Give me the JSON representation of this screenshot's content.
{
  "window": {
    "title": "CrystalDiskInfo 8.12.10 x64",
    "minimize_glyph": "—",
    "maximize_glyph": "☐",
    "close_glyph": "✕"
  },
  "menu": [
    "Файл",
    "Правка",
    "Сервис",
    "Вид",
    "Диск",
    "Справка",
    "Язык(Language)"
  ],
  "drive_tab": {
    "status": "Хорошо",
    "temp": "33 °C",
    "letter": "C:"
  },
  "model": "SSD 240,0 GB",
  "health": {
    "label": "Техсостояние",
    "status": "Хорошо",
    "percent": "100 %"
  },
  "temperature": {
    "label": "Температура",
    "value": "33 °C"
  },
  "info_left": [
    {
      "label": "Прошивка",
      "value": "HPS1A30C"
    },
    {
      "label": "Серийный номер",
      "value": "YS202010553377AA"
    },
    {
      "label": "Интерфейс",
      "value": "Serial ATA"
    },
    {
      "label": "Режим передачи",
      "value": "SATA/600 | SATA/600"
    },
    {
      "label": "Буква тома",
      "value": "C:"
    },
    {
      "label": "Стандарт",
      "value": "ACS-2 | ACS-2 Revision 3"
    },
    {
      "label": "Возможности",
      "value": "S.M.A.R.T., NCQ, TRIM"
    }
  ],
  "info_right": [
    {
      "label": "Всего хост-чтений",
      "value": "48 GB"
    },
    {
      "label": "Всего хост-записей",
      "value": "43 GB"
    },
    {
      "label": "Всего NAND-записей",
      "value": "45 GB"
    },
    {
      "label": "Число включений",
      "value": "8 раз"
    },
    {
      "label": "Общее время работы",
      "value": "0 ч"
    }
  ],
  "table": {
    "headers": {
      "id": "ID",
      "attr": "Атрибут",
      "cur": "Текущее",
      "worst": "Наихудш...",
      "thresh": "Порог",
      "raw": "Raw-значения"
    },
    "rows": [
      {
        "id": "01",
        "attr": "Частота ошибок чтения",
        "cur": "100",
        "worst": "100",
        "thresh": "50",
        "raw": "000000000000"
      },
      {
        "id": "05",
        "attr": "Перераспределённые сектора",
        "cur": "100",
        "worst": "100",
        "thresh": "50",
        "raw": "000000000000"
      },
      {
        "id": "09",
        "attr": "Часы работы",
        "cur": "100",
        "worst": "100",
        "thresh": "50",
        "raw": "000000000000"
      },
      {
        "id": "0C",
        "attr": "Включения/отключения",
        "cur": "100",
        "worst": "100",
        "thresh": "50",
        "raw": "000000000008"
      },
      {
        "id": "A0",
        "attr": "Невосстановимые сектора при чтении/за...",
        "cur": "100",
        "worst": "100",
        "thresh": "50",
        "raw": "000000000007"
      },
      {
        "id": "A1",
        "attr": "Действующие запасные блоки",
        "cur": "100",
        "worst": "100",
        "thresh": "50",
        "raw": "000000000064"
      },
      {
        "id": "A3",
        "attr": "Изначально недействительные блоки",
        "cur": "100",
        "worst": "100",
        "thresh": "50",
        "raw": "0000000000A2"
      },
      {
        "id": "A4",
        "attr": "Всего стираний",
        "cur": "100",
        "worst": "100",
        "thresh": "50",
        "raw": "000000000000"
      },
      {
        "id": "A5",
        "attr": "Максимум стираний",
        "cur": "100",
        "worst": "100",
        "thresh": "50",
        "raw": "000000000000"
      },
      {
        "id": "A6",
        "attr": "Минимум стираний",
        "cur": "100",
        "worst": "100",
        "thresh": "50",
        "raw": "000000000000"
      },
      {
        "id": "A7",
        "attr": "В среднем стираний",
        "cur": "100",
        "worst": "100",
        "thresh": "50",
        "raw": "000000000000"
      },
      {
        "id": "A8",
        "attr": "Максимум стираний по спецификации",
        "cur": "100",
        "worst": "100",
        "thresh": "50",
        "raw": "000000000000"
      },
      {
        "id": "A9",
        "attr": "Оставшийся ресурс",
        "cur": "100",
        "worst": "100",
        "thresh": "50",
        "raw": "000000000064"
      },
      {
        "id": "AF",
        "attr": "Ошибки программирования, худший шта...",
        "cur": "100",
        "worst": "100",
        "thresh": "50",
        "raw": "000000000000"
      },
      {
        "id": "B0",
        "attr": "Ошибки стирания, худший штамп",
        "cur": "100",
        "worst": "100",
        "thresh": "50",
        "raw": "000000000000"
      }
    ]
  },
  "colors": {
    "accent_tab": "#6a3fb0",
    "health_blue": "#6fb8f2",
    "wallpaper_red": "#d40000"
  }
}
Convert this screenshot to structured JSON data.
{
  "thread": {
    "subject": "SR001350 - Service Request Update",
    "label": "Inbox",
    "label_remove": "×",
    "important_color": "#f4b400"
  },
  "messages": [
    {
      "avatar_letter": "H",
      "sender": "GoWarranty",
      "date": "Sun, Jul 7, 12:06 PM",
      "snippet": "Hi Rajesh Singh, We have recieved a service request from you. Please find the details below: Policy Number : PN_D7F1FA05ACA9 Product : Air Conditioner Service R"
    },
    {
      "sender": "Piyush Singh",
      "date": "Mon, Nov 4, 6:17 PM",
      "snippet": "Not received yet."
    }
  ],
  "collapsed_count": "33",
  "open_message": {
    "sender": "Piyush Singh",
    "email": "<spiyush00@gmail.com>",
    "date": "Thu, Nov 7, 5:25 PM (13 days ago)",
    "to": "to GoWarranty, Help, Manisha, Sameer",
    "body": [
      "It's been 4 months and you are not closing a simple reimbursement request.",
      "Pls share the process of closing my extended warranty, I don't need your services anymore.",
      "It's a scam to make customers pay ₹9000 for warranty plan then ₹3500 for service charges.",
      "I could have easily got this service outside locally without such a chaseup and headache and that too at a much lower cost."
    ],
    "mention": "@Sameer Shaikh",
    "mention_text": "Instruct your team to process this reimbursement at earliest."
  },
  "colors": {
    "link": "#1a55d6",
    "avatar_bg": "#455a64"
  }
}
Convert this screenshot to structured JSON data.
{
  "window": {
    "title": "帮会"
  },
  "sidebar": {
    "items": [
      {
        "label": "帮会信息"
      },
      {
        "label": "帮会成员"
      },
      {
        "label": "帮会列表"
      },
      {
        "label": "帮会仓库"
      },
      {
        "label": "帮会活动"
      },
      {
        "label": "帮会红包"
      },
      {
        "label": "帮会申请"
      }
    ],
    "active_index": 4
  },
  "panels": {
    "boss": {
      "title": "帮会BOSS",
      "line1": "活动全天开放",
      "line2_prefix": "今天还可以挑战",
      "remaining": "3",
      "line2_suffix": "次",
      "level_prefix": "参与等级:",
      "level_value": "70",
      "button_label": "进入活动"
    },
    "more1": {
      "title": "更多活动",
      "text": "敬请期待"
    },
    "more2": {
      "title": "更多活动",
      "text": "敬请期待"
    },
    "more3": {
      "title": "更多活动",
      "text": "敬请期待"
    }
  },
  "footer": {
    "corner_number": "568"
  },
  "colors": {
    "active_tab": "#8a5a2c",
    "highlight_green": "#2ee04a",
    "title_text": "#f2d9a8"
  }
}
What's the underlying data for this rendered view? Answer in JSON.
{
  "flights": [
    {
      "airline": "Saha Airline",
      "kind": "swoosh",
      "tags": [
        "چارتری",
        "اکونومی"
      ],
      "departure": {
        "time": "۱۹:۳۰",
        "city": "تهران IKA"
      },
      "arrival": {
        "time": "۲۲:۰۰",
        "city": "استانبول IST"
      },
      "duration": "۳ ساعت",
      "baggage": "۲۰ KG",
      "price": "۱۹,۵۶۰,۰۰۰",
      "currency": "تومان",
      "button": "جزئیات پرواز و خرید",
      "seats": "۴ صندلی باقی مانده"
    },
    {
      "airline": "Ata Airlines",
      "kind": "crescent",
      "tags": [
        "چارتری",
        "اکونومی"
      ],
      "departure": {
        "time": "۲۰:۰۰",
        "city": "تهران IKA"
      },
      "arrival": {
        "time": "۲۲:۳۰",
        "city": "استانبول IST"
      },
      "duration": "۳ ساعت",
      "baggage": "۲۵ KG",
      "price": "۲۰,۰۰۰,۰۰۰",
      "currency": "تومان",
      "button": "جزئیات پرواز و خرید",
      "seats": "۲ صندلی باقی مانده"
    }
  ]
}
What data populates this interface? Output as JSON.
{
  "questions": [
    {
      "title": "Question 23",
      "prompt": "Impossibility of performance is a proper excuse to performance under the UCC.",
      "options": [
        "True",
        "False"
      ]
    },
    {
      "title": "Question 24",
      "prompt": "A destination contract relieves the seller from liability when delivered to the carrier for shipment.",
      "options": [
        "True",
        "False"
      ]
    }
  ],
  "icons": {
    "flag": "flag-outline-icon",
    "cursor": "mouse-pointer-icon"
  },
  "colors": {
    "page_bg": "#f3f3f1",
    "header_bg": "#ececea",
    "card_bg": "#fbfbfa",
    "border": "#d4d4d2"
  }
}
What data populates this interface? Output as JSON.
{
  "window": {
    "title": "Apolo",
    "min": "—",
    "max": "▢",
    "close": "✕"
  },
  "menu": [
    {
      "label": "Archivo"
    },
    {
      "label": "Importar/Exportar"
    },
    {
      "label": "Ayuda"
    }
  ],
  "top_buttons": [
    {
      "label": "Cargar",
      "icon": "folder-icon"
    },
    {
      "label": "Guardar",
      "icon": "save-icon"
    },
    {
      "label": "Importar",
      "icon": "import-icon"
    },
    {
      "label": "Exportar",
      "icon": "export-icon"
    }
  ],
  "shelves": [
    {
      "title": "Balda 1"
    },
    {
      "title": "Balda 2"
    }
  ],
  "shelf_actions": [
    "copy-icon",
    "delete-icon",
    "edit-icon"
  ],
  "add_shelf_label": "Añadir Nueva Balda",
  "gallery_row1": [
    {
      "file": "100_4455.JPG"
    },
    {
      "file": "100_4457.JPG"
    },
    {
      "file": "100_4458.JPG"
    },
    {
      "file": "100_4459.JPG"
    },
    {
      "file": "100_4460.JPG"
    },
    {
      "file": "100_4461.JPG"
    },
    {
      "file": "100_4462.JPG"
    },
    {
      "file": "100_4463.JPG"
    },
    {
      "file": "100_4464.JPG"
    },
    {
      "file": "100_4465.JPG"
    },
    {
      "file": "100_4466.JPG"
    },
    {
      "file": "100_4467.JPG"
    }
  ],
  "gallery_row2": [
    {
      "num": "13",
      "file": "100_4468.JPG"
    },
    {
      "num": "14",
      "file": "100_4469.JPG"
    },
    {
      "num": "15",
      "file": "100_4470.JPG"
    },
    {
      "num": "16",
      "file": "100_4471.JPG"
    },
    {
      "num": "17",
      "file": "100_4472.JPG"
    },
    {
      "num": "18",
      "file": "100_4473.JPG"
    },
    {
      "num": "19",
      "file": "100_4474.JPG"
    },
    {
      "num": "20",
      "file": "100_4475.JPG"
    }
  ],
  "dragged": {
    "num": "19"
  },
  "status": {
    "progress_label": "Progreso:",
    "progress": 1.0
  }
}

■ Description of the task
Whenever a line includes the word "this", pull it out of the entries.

■ Response area
Give me the JSON representation of this screenshot's content.
Convert this screenshot to structured JSON data.
      "I could have easily got this service outside locally without such a chaseup and headache and that too at a much lower cost."
    "mention_text": "Instruct your team to process this reimbursement at earliest."
Convert this screenshot to structured JSON data.
What's the underlying data for this rendered view? Answer in JSON.
What data populates this interface? Output as JSON.
What data populates this interface? Output as JSON.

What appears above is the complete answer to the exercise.